Developing a relationship with Bryce’s parents for me was just like any other relationship. We are all humans, we all have likes and dis-likes, and we all have feelings and fear just as much as the next person. What really helped me get to know them, was the ability to e-mail and just ask silly questions that weren’t deep, but that were fun and helped me realize that they were just as normal and human as I was. We asked questions about music, hobbies, sports teams, work, and favorite foods. Things that didn’t really matter in the long run but really meant a lot as we were able to be comfortable around each other. Later on, we asked more questions that did have more substantial meaning, like how life was for them growing up, how open they wanted the adoption to be, how open I wanted the adoption to be, how my life was growing up, and what our families were like. Asking all of those questions, and I am sure countless more, helped us be able to develop a really good relationship.
Just like any other relationship you have, you both have to work on it to make it work. Rebecca and Jared aren’t mind readers they have no idea when I am having a hard day, they have no clue when I just am feeling a little empty and would love to hear about Bryce, but because of the relationship that we have made with each other, I know that I can just text either of them, and a picture or phone call will come soon and make my day easier to get through.

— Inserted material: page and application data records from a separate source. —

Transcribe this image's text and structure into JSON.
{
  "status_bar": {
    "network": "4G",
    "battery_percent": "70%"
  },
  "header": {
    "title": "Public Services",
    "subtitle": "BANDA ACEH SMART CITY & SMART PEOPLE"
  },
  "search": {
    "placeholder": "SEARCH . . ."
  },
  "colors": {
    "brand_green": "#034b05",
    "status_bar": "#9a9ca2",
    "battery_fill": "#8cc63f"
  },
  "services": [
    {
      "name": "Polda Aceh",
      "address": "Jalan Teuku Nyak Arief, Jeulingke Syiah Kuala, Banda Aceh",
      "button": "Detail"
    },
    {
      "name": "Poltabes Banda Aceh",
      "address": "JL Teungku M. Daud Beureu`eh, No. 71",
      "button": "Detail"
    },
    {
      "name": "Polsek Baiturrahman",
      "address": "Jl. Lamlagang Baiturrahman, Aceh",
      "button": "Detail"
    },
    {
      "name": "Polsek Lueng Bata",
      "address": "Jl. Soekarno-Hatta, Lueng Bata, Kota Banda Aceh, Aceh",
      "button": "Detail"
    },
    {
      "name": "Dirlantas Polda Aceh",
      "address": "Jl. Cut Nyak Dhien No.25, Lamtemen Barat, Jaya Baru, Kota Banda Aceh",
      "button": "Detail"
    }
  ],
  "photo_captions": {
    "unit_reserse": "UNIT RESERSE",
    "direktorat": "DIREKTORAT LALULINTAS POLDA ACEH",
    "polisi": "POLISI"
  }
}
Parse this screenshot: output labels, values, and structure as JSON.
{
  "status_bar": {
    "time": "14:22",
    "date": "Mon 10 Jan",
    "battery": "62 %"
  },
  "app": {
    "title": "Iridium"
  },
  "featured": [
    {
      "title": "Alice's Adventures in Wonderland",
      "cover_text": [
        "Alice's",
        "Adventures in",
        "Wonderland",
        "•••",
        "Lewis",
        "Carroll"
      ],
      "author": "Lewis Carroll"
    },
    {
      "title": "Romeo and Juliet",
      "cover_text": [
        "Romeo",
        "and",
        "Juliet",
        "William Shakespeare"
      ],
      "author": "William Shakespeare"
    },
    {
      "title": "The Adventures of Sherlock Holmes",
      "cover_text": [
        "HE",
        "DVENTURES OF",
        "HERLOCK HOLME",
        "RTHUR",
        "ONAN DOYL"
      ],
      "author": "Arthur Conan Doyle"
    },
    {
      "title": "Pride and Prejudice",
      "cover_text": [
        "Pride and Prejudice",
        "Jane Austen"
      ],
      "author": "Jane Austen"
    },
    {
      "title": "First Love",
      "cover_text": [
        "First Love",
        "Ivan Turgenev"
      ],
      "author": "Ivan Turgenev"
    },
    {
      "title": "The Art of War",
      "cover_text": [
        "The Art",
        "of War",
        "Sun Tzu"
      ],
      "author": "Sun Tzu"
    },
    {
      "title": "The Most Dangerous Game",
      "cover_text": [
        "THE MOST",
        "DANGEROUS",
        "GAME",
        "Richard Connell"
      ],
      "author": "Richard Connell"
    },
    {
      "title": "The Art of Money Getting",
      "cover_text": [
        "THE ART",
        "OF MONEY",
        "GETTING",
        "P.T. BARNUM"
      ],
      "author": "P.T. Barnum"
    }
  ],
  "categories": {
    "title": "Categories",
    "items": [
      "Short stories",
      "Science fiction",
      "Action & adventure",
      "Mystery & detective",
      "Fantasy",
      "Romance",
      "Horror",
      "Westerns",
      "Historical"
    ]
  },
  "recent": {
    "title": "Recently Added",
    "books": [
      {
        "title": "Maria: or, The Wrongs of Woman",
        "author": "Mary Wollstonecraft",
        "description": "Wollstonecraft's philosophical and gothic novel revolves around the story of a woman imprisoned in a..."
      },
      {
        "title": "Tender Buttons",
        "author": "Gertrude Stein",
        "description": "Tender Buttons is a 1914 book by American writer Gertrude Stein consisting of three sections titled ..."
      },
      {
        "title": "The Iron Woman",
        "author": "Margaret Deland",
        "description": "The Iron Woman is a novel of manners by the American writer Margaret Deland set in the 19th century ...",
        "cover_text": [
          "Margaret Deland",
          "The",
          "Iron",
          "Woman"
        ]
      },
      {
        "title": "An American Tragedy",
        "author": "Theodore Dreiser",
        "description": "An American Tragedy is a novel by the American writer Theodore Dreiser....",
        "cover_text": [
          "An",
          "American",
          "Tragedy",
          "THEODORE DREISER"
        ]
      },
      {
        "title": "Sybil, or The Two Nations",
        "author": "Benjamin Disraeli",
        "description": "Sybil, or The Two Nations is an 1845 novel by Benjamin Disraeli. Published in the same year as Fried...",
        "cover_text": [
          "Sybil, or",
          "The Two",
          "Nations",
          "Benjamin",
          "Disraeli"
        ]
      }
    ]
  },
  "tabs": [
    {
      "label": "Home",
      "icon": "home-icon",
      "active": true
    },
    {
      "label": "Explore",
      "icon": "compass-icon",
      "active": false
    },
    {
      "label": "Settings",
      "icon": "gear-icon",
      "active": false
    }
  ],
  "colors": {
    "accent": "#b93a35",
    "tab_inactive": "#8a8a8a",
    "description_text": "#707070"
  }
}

Not every relationship is the same, and not every adoption is going to be the same. It is easy to compare other people’s relationships and wonder why my relationship isn’t like that. Why doesn’t my adoptive couple do that? Your relationship is what matters the most not what others are doing; if you need more from them, just tell them. Having open and honest communication is such a huge part of adoption. Realize no one is perfect, and no one can read your mind. You have to talk and you have to listen in order for any relationship to work.
I am so grateful for the relationship I have with Jared and Rebecca. I am grateful to have them not only as Bryce’s parents but also as a part of my family. They are truly my friends, and I am grateful to know that I can talk to them openly. I am grateful for the trust and respect we have for each other. I am thankful for our open adoption, it has truly blessed my life.